As it were, most of the governments had granted nothing much to workers. In Niger State, for instance, where the governor, Dr. Muazu Babangida Aliyu promised to pay the workers the new wage, he hinged it on envisaged review of the allocation due to states from the federation account. Niger State has 41,000 workforce which it pays a minimum of N6,500 per worker.
Since assuming office, the governor has added 20,000 job seeking graduates of NCE, OND, HND and degree holders to its payroll and promised to reduce unemployment in the state. Before 2009, the minimum wage in the state was N5,000.
However, the government is yet to come up with any figure even as it keeps mum on whether it would pay the new wage or not.
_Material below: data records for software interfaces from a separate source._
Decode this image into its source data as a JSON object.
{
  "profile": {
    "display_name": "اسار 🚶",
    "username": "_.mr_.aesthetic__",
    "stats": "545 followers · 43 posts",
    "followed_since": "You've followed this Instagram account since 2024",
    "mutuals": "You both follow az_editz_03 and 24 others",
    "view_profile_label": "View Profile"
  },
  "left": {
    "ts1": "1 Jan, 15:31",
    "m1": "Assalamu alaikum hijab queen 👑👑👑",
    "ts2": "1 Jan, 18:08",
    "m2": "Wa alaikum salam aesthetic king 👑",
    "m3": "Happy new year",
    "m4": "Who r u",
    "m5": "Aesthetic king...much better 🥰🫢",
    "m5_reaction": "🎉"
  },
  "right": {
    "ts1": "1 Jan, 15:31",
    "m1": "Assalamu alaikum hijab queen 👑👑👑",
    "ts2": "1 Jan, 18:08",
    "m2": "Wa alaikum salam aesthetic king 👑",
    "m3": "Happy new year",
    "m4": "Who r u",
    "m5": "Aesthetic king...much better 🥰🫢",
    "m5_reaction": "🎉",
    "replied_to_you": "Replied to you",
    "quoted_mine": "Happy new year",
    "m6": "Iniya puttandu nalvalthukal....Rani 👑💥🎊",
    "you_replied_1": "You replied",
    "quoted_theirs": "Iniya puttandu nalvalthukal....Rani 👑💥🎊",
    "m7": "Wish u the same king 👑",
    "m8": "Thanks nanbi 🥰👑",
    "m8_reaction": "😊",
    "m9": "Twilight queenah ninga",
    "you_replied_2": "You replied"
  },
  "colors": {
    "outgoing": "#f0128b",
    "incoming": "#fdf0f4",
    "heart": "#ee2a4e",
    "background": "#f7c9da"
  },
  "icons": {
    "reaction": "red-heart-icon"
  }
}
Labour on its part seems carried away by the employment of the 20,000 job seekers and the promise to do more.
Niger State would need about N4.5b to pay the N18,000 minimum wage. It currently pays N2.5b and government sources say capital projects would suffer if the Federal Government fails to intervene.
It appears a common phenomenon in the zone that the concern of the states is not the minimum wage but the adjustments that now have to be made in the entire civil service structure. The financial consequence has forced the Benue State government to protest that a minimum wage review should not be interpreted as a total wage review.
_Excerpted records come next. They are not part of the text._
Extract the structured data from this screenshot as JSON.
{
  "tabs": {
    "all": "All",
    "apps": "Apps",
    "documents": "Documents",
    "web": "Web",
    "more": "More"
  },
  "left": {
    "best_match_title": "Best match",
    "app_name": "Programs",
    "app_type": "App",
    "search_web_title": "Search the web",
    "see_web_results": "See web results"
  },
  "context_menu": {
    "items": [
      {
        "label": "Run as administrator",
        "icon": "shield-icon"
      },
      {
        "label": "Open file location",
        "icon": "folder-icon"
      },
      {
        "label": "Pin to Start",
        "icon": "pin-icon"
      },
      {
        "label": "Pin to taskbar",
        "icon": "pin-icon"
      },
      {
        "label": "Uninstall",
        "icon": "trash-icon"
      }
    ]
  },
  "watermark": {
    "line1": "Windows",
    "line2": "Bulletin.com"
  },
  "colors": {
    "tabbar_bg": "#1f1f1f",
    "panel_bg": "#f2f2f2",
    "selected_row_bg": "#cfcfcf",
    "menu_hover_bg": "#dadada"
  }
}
Dr. Cletus Akwaya, former Special Adviser to the Governor on Media says: 'The minimum wage the workers are asking for is far more than what the state government can afford. He says the state government earns a little above N2billion, but that the monthly wage bill gulps about N1.4billion of the amount. However, he says a committee headed by the state's Head of Service, Hon. Mike Iorder has been set up to examine the issue.
But the NLC in the state is insisting that the payment of the N18,000 minimum wage is non-negotiable. Its Chairman, Comrade Simon Anchaver believes the government can pay the bill.
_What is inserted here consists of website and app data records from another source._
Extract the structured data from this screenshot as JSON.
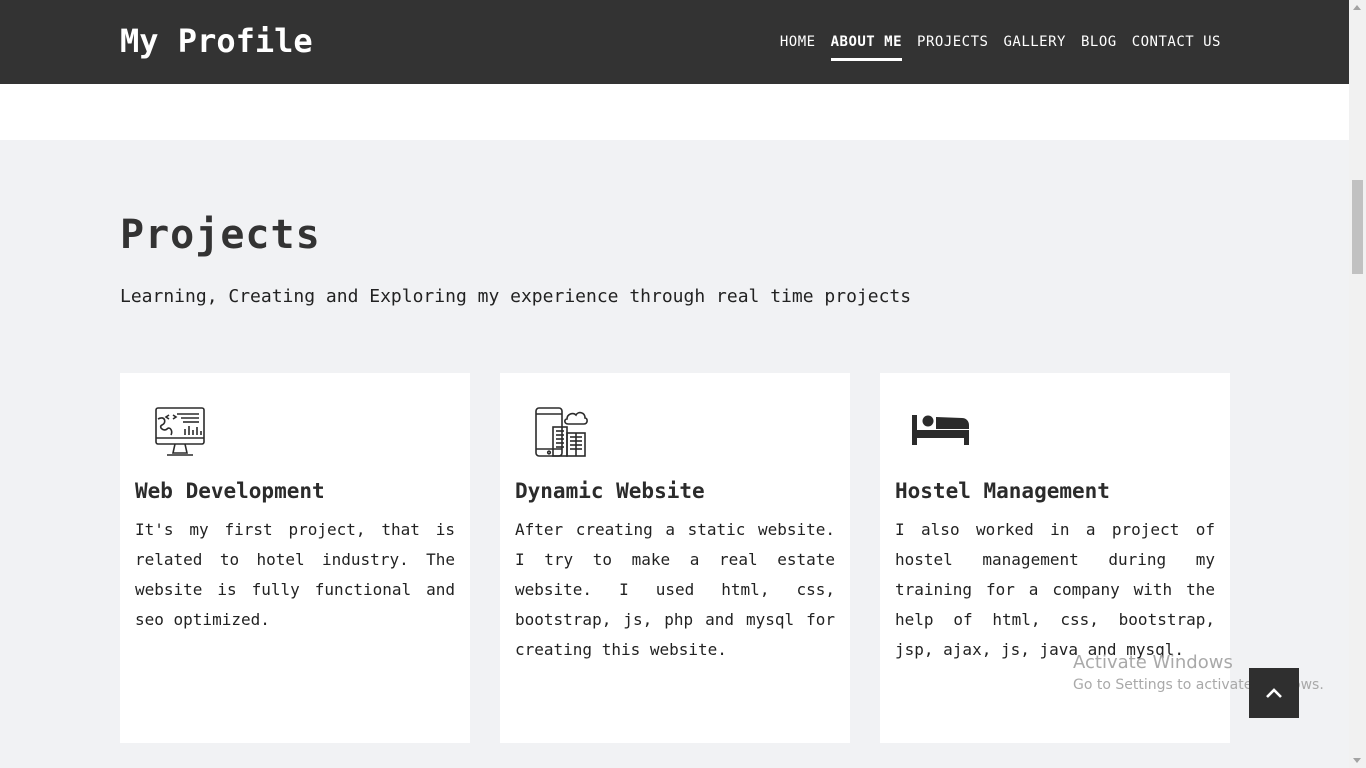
{
  "navbar": {
    "brand": "My Profile",
    "links": [
      {
        "label": "HOME",
        "active": false
      },
      {
        "label": "ABOUT ME",
        "active": true
      },
      {
        "label": "PROJECTS",
        "active": false
      },
      {
        "label": "GALLERY",
        "active": false
      },
      {
        "label": "BLOG",
        "active": false
      },
      {
        "label": "CONTACT US",
        "active": false
      }
    ]
  },
  "projects": {
    "title": "Projects",
    "subtitle": "Learning, Creating and Exploring my experience through real time projects",
    "cards": [
      {
        "icon": "web-development-monitor-icon",
        "title": "Web Development",
        "text": "It's my first project, that is related to hotel industry. The website is fully functional and seo optimized."
      },
      {
        "icon": "dynamic-website-device-icon",
        "title": "Dynamic Website",
        "text": "After creating a static website. I try to make a real estate website. I used html, css, bootstrap, js, php and mysql for creating this website."
      },
      {
        "icon": "bed-icon",
        "title": "Hostel Management",
        "text": "I also worked in a project of hostel management during my training for a company with the help of html, css, bootstrap, jsp, ajax, js, java and mysql."
      }
    ]
  },
  "watermark": {
    "title": "Activate Windows",
    "subtitle": "Go to Settings to activate Windows."
  },
  "back_to_top": {
    "icon": "chevron-up-icon"
  },
  "colors": {
    "navbar_bg": "#333333",
    "section_bg": "#f1f2f4",
    "card_bg": "#ffffff",
    "to_top_bg": "#2f2f2f"
  }
}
In Kogi State, the fear of inflation is easily the most cited factor, according to government sources. In the run-up to the N14,000 Reality wage recently implemented by the government, this has spurred the labour leaders in the state to remain cautious. The state labour leader, Comrade Monday Husseini, who spoke to Saturday Sun said workers are happy with the state government, being the first to commence salary relativity. 'We view the salary relativity as a big achievement of this administration. While other states are battling, Governor Idris has paid, even though not without hiccups.
'We believe the issue of wage increase should be approached with caution. That is why we are not in a haste over the N18,000, after all, the difference is just N3,900.' Nevertheless, the government of Kogi State says it is not finding it easy. A government source put the monthly allocation to the state at between N1.7b and N1.9b and of these amounts, it pays N1.6b as salary. The government says unless the Federal Government listens to the plea of the members of the Council of States, it would be difficult to pay the N18,000 new minimum wage.
In Plateau State, the government expressed worry about the pressure expected on recurrent expenditure should the new minimum wage come into effect. It is worried as negptiations are about to begin next week. The state NLC leader, Jibril Kamga says the state chapter has just received a note from the national secretariat that negotiation with the state government should resume. The minimum wage in Plateau State is N7,500. Even then, the state government is owing workers about two months salary. 'The workers, who were on strike from January to March, have only been paid January and February while only few ministries have been paid March salary,' the labour leader says.
The state has set up a committee headed by the Gwom Gbong Jos, Dah Jacob Buba to advise government on the implementation of the wage to workers.
The story is the same in Nasarawa and Kwara states where Governors Al-Makura and Abdulfatah Ahmed, both new helmsmen, are battling with labour leaders. Although Alhaji Aliyu Akwe Doma, the past governor promised to pay, Al-Makura says the state cannot afford to pay the bill for now. The minimum wage in Nasarawa State for now is N5,400. Asoloko Makin, state NLC chairman, says the body is waiting for directives from its national headquarters.